■ Activity: A complete response lists each line of the data below that includes the word "delay".

■ Entries supplied:
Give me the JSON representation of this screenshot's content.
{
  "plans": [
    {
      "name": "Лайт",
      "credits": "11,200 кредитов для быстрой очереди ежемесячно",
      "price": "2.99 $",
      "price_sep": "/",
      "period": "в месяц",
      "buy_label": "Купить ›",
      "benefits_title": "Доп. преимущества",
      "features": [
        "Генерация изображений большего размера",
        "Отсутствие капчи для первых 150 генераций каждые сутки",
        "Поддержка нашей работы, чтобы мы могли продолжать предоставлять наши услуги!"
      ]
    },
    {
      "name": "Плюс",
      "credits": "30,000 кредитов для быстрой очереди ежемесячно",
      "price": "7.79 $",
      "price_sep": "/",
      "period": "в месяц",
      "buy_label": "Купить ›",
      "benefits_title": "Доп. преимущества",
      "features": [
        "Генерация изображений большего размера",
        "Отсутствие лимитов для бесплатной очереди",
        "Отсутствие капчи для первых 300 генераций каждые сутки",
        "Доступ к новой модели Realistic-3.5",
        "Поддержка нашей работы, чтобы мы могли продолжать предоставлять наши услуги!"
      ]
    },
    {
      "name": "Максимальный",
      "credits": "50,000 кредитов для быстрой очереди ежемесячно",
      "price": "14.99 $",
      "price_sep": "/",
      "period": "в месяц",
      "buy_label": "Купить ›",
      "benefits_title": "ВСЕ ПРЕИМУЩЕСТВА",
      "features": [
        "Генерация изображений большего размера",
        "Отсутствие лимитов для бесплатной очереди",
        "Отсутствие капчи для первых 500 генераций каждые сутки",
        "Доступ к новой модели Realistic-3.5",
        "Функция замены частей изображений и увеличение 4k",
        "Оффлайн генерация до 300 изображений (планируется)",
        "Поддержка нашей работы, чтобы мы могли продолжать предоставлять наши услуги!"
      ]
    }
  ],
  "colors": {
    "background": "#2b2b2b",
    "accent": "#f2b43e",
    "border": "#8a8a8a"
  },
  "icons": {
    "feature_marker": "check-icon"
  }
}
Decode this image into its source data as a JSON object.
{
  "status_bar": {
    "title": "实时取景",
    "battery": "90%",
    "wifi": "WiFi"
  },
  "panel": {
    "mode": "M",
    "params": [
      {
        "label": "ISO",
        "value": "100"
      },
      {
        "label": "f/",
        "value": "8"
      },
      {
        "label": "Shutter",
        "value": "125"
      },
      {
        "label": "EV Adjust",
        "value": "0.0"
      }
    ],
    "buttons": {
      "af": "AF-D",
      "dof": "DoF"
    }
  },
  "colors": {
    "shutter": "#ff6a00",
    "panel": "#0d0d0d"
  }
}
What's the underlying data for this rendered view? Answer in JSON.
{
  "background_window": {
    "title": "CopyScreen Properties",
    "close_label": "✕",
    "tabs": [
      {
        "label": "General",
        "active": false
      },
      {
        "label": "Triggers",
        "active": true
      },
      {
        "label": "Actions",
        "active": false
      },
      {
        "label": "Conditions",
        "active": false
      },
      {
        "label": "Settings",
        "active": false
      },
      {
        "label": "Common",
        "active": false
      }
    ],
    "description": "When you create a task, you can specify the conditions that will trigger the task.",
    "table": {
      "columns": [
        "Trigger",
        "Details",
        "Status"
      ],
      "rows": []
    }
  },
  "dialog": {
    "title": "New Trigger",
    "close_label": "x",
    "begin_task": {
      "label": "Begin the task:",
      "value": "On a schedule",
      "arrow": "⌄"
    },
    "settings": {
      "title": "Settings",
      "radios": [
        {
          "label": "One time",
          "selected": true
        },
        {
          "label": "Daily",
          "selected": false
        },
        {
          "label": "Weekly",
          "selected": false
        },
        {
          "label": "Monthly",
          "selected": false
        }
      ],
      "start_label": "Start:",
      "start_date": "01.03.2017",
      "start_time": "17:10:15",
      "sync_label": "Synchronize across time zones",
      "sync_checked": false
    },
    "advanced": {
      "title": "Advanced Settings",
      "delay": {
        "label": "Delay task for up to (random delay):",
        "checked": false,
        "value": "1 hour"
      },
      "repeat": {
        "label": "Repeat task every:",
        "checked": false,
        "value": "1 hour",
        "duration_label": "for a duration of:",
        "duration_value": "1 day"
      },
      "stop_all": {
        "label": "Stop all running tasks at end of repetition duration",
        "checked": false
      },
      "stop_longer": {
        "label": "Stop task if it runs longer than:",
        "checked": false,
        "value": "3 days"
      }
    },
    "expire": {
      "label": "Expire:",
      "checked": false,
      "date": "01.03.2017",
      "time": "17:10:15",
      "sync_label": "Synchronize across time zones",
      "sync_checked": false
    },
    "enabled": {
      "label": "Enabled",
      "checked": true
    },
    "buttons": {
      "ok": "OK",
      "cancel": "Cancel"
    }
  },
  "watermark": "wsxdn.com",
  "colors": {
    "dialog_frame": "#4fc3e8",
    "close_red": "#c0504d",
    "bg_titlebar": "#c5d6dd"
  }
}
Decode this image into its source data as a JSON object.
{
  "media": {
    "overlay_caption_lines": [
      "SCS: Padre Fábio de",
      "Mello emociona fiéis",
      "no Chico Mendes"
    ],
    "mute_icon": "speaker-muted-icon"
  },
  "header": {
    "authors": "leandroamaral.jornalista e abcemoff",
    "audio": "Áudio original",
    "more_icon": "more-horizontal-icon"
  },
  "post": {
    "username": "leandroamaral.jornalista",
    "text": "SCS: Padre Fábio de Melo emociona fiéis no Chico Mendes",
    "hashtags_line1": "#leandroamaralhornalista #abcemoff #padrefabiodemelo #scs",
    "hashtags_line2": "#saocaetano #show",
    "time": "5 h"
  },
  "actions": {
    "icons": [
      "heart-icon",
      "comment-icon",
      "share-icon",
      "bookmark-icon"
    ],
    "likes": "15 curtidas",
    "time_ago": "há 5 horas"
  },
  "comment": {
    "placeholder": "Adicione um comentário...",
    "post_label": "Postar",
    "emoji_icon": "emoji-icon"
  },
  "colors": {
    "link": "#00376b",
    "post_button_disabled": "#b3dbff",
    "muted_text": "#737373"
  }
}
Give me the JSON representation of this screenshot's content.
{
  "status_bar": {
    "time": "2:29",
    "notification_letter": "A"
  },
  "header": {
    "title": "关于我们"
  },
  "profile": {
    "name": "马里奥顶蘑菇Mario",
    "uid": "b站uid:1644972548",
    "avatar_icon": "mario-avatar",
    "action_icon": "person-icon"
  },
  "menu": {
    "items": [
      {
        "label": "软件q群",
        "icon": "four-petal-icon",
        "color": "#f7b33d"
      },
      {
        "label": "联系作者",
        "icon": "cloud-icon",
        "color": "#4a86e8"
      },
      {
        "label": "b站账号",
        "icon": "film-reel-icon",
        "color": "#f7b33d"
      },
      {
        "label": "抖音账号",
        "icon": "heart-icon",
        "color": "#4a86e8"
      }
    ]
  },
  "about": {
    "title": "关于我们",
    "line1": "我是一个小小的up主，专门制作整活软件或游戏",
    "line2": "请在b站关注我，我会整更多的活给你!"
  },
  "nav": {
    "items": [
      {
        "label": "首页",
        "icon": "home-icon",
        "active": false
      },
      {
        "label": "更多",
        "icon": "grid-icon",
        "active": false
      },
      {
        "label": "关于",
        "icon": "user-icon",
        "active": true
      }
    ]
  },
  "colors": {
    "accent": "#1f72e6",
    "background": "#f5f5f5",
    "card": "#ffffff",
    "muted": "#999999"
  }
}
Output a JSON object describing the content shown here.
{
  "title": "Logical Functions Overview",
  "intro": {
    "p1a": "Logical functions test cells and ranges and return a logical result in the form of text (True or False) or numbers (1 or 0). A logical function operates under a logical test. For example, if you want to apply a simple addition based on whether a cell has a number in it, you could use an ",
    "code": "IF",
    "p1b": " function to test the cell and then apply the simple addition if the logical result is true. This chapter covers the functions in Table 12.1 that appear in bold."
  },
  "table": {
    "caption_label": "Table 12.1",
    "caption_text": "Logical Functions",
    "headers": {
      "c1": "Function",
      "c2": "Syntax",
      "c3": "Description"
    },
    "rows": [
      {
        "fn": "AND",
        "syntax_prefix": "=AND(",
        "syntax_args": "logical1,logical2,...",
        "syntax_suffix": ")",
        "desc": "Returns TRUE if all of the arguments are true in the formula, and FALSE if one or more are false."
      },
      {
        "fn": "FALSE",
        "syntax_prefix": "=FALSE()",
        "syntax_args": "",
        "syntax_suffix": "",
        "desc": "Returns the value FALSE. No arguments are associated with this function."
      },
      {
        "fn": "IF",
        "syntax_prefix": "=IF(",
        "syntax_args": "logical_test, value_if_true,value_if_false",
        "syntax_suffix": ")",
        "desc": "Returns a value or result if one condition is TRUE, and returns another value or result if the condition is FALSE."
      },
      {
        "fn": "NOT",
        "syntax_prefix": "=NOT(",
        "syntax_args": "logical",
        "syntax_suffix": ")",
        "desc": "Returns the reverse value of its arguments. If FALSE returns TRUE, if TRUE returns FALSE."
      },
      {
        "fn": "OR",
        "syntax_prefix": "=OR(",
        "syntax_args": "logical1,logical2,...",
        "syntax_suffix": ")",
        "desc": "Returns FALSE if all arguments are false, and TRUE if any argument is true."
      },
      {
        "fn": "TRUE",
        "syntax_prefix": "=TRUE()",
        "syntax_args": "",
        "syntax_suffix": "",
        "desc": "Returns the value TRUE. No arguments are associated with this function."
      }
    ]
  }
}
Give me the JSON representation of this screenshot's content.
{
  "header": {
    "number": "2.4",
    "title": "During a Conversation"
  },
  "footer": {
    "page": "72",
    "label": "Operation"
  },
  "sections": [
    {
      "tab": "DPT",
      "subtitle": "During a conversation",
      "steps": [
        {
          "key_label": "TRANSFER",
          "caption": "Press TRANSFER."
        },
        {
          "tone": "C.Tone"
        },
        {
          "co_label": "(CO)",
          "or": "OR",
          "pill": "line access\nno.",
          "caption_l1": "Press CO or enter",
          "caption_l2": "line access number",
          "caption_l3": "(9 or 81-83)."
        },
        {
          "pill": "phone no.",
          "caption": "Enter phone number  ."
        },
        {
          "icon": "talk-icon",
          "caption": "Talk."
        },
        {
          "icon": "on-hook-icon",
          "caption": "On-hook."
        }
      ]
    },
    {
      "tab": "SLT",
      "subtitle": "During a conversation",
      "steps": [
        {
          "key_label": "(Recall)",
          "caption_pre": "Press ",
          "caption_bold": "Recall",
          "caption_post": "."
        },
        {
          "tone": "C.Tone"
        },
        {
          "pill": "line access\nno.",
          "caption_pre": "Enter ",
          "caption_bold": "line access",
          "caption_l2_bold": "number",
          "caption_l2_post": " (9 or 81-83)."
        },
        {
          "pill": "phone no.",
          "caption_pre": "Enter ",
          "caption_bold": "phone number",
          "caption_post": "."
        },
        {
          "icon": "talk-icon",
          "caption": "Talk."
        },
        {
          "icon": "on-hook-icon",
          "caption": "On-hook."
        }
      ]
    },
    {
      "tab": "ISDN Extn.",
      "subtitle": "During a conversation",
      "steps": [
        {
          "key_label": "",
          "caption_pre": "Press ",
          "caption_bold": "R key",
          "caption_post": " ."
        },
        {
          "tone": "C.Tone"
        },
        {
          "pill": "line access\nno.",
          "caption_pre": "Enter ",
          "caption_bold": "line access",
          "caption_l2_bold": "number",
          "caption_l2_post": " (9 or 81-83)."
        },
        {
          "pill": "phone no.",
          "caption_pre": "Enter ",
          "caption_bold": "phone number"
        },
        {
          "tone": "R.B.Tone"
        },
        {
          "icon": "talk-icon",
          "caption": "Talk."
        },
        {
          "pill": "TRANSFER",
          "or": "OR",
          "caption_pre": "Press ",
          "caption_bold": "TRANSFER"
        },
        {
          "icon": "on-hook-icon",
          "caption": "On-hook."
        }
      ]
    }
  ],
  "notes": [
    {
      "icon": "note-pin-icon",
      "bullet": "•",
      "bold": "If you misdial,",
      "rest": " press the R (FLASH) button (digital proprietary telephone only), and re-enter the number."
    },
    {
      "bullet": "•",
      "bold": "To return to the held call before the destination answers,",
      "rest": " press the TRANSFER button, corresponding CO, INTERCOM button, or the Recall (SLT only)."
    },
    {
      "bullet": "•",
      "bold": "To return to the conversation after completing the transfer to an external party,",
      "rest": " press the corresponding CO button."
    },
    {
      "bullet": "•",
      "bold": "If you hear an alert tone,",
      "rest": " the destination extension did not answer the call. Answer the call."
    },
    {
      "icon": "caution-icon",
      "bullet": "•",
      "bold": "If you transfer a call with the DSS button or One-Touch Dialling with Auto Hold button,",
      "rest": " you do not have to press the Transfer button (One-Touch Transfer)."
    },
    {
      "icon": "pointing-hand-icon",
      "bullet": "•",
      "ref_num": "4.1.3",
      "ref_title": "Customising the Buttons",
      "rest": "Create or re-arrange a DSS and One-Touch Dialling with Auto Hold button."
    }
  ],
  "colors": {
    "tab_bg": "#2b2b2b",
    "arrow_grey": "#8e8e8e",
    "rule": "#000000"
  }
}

■ Exercise result:
      "delay": {
        "label": "Delay task for up to (random delay):",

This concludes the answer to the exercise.